### Material supplied
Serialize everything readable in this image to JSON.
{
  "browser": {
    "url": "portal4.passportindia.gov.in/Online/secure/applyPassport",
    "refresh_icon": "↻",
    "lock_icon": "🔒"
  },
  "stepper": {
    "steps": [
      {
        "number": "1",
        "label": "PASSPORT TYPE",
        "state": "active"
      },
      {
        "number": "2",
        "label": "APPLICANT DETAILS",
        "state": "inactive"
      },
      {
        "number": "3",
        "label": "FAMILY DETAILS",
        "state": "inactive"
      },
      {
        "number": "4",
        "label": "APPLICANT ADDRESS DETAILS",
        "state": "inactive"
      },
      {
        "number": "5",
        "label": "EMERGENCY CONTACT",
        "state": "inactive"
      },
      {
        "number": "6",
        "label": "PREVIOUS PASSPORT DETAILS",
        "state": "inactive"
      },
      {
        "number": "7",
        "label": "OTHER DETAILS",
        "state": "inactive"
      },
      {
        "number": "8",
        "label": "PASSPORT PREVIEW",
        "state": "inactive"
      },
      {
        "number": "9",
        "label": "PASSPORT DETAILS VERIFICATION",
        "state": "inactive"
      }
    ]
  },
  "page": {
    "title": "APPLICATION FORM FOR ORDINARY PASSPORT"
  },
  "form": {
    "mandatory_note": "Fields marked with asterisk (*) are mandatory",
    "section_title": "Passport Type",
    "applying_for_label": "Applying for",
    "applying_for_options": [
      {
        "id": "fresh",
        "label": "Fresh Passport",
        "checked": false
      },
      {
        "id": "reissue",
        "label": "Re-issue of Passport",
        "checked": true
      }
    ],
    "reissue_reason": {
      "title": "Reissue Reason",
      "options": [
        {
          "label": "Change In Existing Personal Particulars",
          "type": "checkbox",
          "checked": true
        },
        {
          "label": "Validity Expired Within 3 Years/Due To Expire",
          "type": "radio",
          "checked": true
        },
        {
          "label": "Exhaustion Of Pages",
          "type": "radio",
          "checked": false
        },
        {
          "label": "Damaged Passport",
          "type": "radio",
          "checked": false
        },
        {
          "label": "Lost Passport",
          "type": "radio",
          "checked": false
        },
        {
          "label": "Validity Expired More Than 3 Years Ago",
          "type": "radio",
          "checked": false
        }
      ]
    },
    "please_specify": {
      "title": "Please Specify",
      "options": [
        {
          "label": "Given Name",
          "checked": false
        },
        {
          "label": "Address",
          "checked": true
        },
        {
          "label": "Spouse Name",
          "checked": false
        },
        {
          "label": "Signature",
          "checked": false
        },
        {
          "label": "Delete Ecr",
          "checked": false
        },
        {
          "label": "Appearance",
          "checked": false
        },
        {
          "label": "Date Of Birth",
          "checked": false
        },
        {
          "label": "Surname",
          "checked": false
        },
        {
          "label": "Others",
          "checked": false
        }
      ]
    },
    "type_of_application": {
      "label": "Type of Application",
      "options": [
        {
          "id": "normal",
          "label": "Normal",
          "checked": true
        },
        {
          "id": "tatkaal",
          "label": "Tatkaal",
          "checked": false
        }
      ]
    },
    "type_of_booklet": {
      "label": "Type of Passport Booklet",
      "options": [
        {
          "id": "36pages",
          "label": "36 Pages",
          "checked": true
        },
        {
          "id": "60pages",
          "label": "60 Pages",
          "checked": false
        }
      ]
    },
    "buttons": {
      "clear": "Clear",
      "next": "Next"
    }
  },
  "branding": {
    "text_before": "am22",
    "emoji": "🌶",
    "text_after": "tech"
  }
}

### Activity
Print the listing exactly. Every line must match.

### Completed task
Serialize everything readable in this image to JSON.
{
  "browser": {
    "url": "portal4.passportindia.gov.in/Online/secure/applyPassport",
    "refresh_icon": "↻",
    "lock_icon": "🔒"
  },
  "stepper": {
    "steps": [
      {
        "number": "1",
        "label": "PASSPORT TYPE",
        "state": "active"
      },
      {
        "number": "2",
        "label": "APPLICANT DETAILS",
        "state": "inactive"
      },
      {
        "number": "3",
        "label": "FAMILY DETAILS",
        "state": "inactive"
      },
      {
        "number": "4",
        "label": "APPLICANT ADDRESS DETAILS",
        "state": "inactive"
      },
      {
        "number": "5",
        "label": "EMERGENCY CONTACT",
        "state": "inactive"
      },
      {
        "number": "6",
        "label": "PREVIOUS PASSPORT DETAILS",
        "state": "inactive"
      },
      {
        "number": "7",
        "label": "OTHER DETAILS",
        "state": "inactive"
      },
      {
        "number": "8",
        "label": "PASSPORT PREVIEW",
        "state": "inactive"
      },
      {
        "number": "9",
        "label": "PASSPORT DETAILS VERIFICATION",
        "state": "inactive"
      }
    ]
  },
  "page": {
    "title": "APPLICATION FORM FOR ORDINARY PASSPORT"
  },
  "form": {
    "mandatory_note": "Fields marked with asterisk (*) are mandatory",
    "section_title": "Passport Type",
    "applying_for_label": "Applying for",
    "applying_for_options": [
      {
        "id": "fresh",
        "label": "Fresh Passport",
        "checked": false
      },
      {
        "id": "reissue",
        "label": "Re-issue of Passport",
        "checked": true
      }
    ],
    "reissue_reason": {
      "title": "Reissue Reason",
      "options": [
        {
          "label": "Change In Existing Personal Particulars",
          "type": "checkbox",
          "checked": true
        },
        {
          "label": "Validity Expired Within 3 Years/Due To Expire",
          "type": "radio",
          "checked": true
        },
        {
          "label": "Exhaustion Of Pages",
          "type": "radio",
          "checked": false
        },
        {
          "label": "Damaged Passport",
          "type": "radio",
          "checked": false
        },
        {
          "label": "Lost Passport",
          "type": "radio",
          "checked": false
        },
        {
          "label": "Validity Expired More Than 3 Years Ago",
          "type": "radio",
          "checked": false
        }
      ]
    },
    "please_specify": {
      "title": "Please Specify",
      "options": [
        {
          "label": "Given Name",
          "checked": false
        },
        {
          "label": "Address",
          "checked": true
        },
        {
          "label": "Spouse Name",
          "checked": false
        },
        {
          "label": "Signature",
          "checked": false
        },
        {
          "label": "Delete Ecr",
          "checked": false
        },
        {
          "label": "Appearance",
          "checked": false
        },
        {
          "label": "Date Of Birth",
          "checked": false
        },
        {
          "label": "Surname",
          "checked": false
        },
        {
          "label": "Others",
          "checked": false
        }
      ]
    },
    "type_of_application": {
      "label": "Type of Application",
      "options": [
        {
          "id": "normal",
          "label": "Normal",
          "checked": true
        },
        {
          "id": "tatkaal",
          "label": "Tatkaal",
          "checked": false
        }
      ]
    },
    "type_of_booklet": {
      "label": "Type of Passport Booklet",
      "options": [
        {
          "id": "36pages",
          "label": "36 Pages",
          "checked": true
        },
        {
          "id": "60pages",
          "label": "60 Pages",
          "checked": false
        }
      ]
    },
    "buttons": {
      "clear": "Clear",
      "next": "Next"
    }
  },
  "branding": {
    "text_before": "am22",
    "emoji": "🌶",
    "text_after": "tech"
  }
}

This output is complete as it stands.